A brief moment out in the world, post-yoga, pre-gardening and cleaning. A moment to see the beautiful new Incu space my friend Tola is running like a dream. And what a dream, they've done a stunning job and have the most beautiful collection of things to covet. None of it I need, but all of it would make me happy. Or distract me for a little while anyway.
The sea, the sea. Something about it that, as I get older, seems more and more to amaze me. I seem to be more drawn to it, more calmed by it, more at ease by the coast than ever.
I love being away and waking early, before the house stirs, shoes on and out the door down the little path that is hidden between two houses over the road from our rental, down over the hill to the cliffs. Gerroa is green rolling hills right down to the rocks of the sea, and I was passing through long grass and wild flowers till right when I wasn't, till it opened out to large stones and rough sand. A couple of surfers were out, walking across the rocks then timing their immersion between the crashing waves.
By the the I got home the others were up and drinking coffee and getting ready for breakfast. By the time we were done, the clouds had passed and it was nothing but glorious blue skies and an hour of luscious swimming at Seven Mile beach before the drive home. By the time I got home my day was made.
This is what not going for a run looks like. It looks like a no-pants on the couch Monday, old Shins songs, and catching up on some reading...
* Thinking I'll have to find an afternoon to bake these with Daisy when I'm home at Christmas. Harriet isn't patient or greedy enough for baking, she doesn't care for sweet things so much, but Daisy is a fiend like me and I know she'll like the icing on these babies.
* I watched Obvious Child the other week and loved it. And then I read this and wanted to watch it again, to notice all those small choices, those small moments that add up to it being such a beautifully made little film.
* Came across the stunning work of Maria Gil Ulldemolins via *DesignSponge and am thinking about getting one of the INNARDS diptychs as an (early) early birthday gift to myself. Since I've already got my eye on some other Christmas gifts to myself, it seems best to wait till April.
* I bought Meg's e-book today and am pretty ready to settle into bed early to read it properly. To give it some real time. I had a little moment with it this morning, and was floored at the few hundred words of the introduction, YOU ARE HERE.
* I am so obsessed with Mel's beautiful pictures of Annecy. I followed along on her brilliant IG feed a few months ago and kind of lost my mind, and now she has film pictures back and it's making me weak at the knees.
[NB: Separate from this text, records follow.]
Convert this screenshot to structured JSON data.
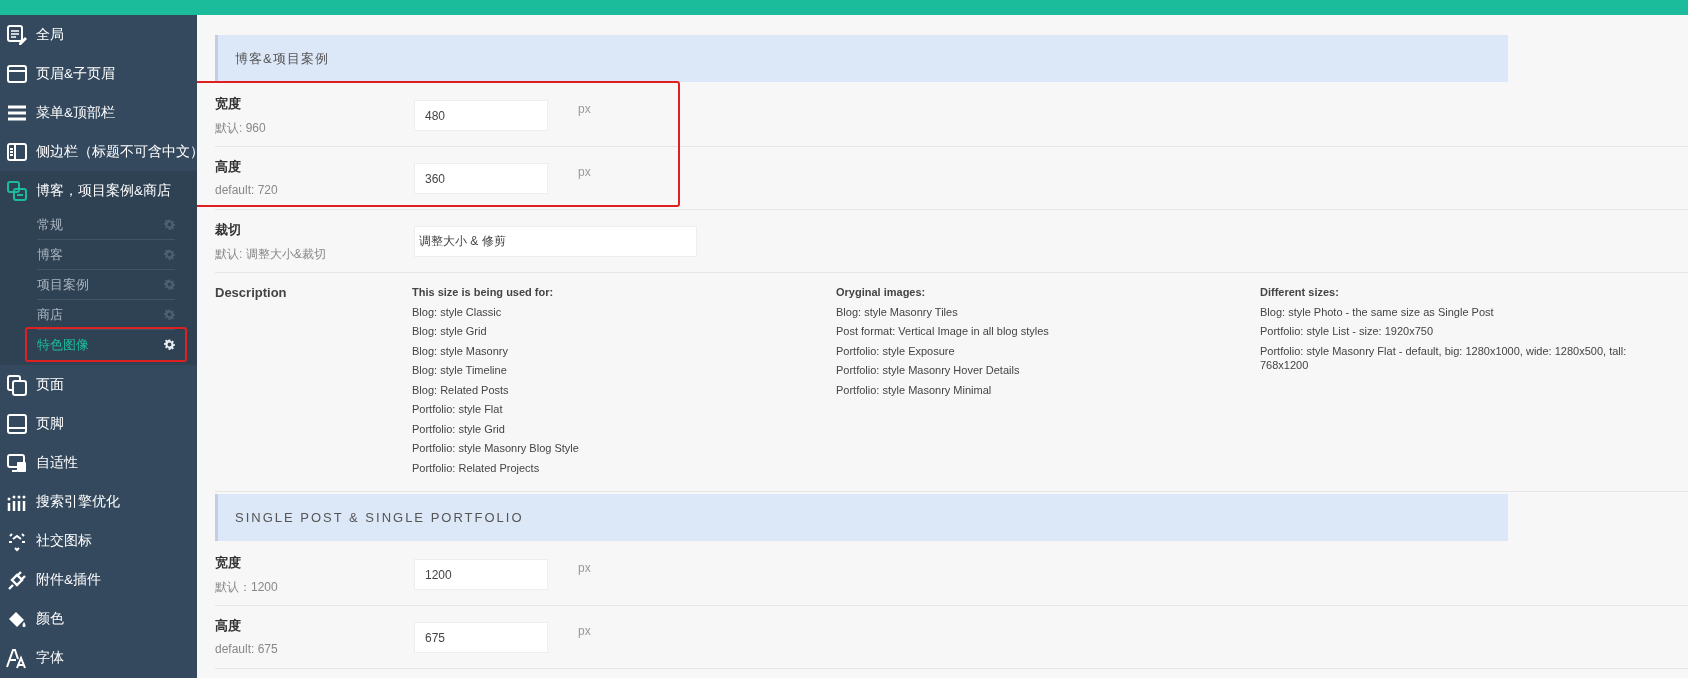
{
  "sidebar": {
    "items": [
      {
        "label": "全局",
        "expanded": false
      },
      {
        "label": "页眉&子页眉",
        "expanded": false
      },
      {
        "label": "菜单&顶部栏",
        "expanded": false
      },
      {
        "label": "侧边栏（标题不可含中文）",
        "expanded": false
      },
      {
        "label": "博客，项目案例&商店",
        "expanded": true,
        "children": [
          {
            "label": "常规",
            "selected": false,
            "highlighted": false
          },
          {
            "label": "博客",
            "selected": false,
            "highlighted": false
          },
          {
            "label": "项目案例",
            "selected": false,
            "highlighted": false
          },
          {
            "label": "商店",
            "selected": false,
            "highlighted": false
          },
          {
            "label": "特色图像",
            "selected": true,
            "highlighted": true
          }
        ]
      },
      {
        "label": "页面",
        "expanded": false
      },
      {
        "label": "页脚",
        "expanded": false
      },
      {
        "label": "自适性",
        "expanded": false
      },
      {
        "label": "搜索引擎优化",
        "expanded": false
      },
      {
        "label": "社交图标",
        "expanded": false
      },
      {
        "label": "附件&插件",
        "expanded": false
      },
      {
        "label": "颜色",
        "expanded": false
      },
      {
        "label": "字体",
        "expanded": false
      }
    ]
  },
  "sections": [
    {
      "title": "博客&项目案例",
      "fields": [
        {
          "kind": "number",
          "label": "宽度",
          "hint": "默认: 960",
          "value": "480",
          "unit": "px",
          "highlighted": true
        },
        {
          "kind": "number",
          "label": "高度",
          "hint": "default: 720",
          "value": "360",
          "unit": "px",
          "highlighted": true
        },
        {
          "kind": "text",
          "label": "裁切",
          "hint": "默认: 调整大小&裁切",
          "value": "调整大小 & 修剪",
          "highlighted": false
        },
        {
          "kind": "description",
          "label": "Description",
          "highlighted": false,
          "columns": [
            {
              "heading": "This size is being used for:",
              "lines": [
                "Blog: style Classic",
                "Blog: style Grid",
                "Blog: style Masonry",
                "Blog: style Timeline",
                "Blog: Related Posts",
                "Portfolio: style Flat",
                "Portfolio: style Grid",
                "Portfolio: style Masonry Blog Style",
                "Portfolio: Related Projects"
              ]
            },
            {
              "heading": "Oryginal images:",
              "lines": [
                "Blog: style Masonry Tiles",
                "Post format: Vertical Image in all blog styles",
                "Portfolio: style Exposure",
                "Portfolio: style Masonry Hover Details",
                "Portfolio: style Masonry Minimal"
              ]
            },
            {
              "heading": "Different sizes:",
              "lines": [
                "Blog: style Photo - the same size as Single Post",
                "Portfolio: style List - size: 1920x750",
                "Portfolio: style Masonry Flat - default, big: 1280x1000, wide: 1280x500, tall: 768x1200"
              ]
            }
          ]
        }
      ]
    },
    {
      "title": "SINGLE POST & SINGLE PORTFOLIO",
      "fields": [
        {
          "kind": "number",
          "label": "宽度",
          "hint": "默认：1200",
          "value": "1200",
          "unit": "px",
          "highlighted": false
        },
        {
          "kind": "number",
          "label": "高度",
          "hint": "default: 675",
          "value": "675",
          "unit": "px",
          "highlighted": false
        }
      ]
    }
  ]
}
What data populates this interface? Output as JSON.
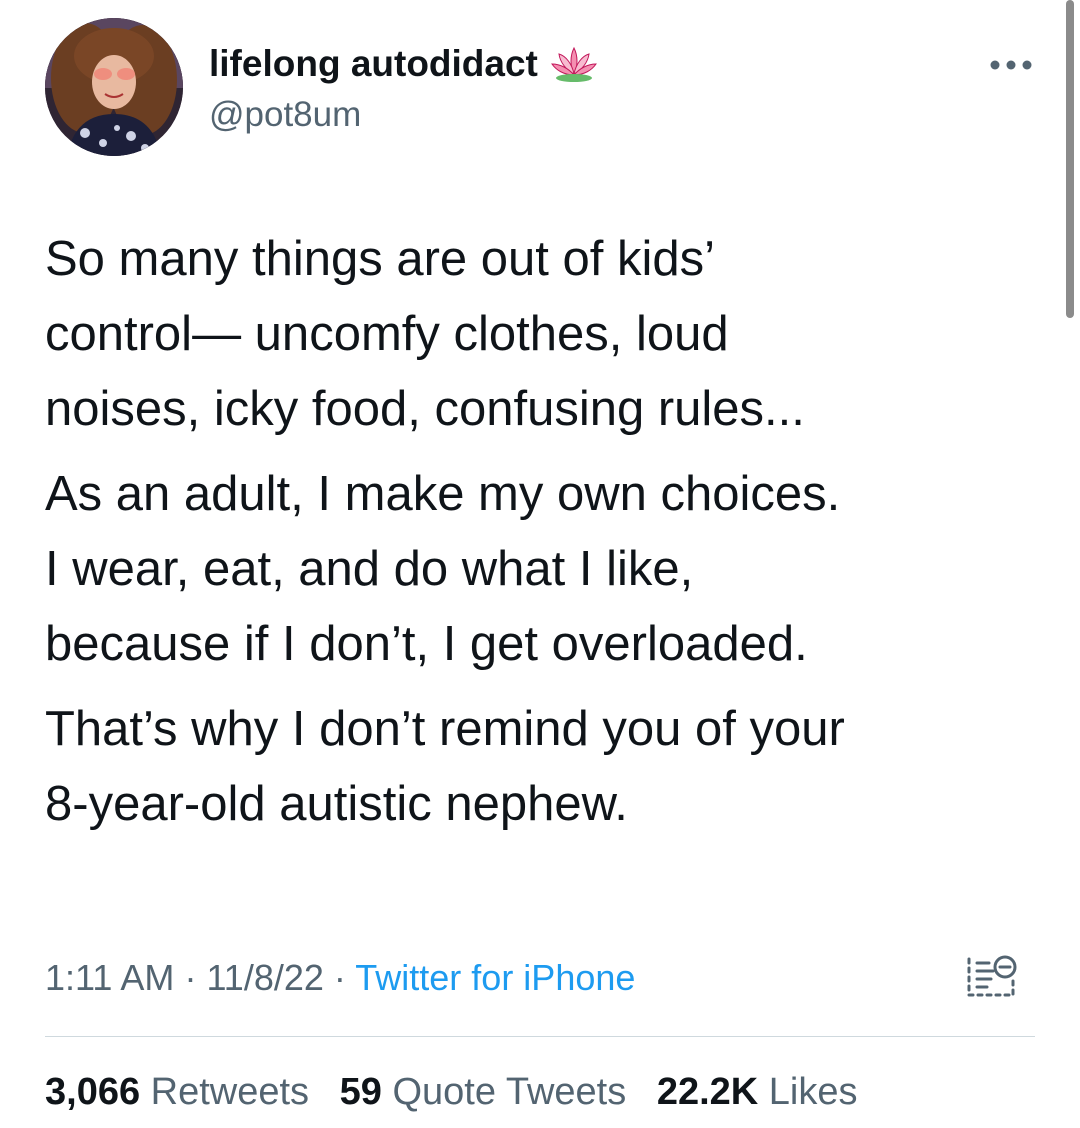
{
  "author": {
    "display_name": "lifelong autodidact",
    "badge_icon": "lotus-icon",
    "handle": "@pot8um",
    "avatar": "profile-photo"
  },
  "tweet": {
    "paragraphs": [
      [
        "So many things are out of kids’",
        "control— uncomfy clothes, loud",
        "noises, icky food, confusing rules..."
      ],
      [
        "As an adult, I make my own choices.",
        "I wear, eat, and do what I like,",
        "because if I don’t, I get overloaded."
      ],
      [
        "That’s why I don’t remind you of your",
        "8-year-old autistic nephew."
      ]
    ]
  },
  "meta": {
    "time": "1:11 AM",
    "separator": "·",
    "date": "11/8/22",
    "source": "Twitter for iPhone"
  },
  "stats": {
    "retweets_count": "3,066",
    "retweets_label": "Retweets",
    "quotes_count": "59",
    "quotes_label": "Quote Tweets",
    "likes_count": "22.2K",
    "likes_label": "Likes"
  },
  "colors": {
    "text": "#0f1419",
    "secondary": "#536471",
    "link": "#1d9bf0",
    "divider": "#cfd9de"
  }
}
I love how she captures that slow, hazy feel of holidays. I want to be in France, specifically there, at that beautiful lake and with some kind of dry riesling and a good book in the depths of summer.
A weekend at home, a SUNDAY for the memory bank. I flew back last week for what was supposed to be a surprise family lunch for my Mama's 60th, but of course she guessed the whole thing weeks ago, right down to the restaurant we were going to. She's good. And The Star of Greece is a bit of an Adelaide favourite. It's a kind of shed, on the edge of a cliff an hour's drive south of town in Port Willunga. Named after a shipwreck out in the gulf, it serves local and spectacular seafood. It's simple stuff, not too fancy, but high quality produce, brilliant service and beautiful local wines (though we brought a few bottles of good French champers my brother got his hands on, and then ordered a chablis which was so delicious I immediately regretted my decision to act as driver).
It was lovely to be home and reminded of how wonderful South Australia is, how we want for nothing down there in terms of beauty and quality.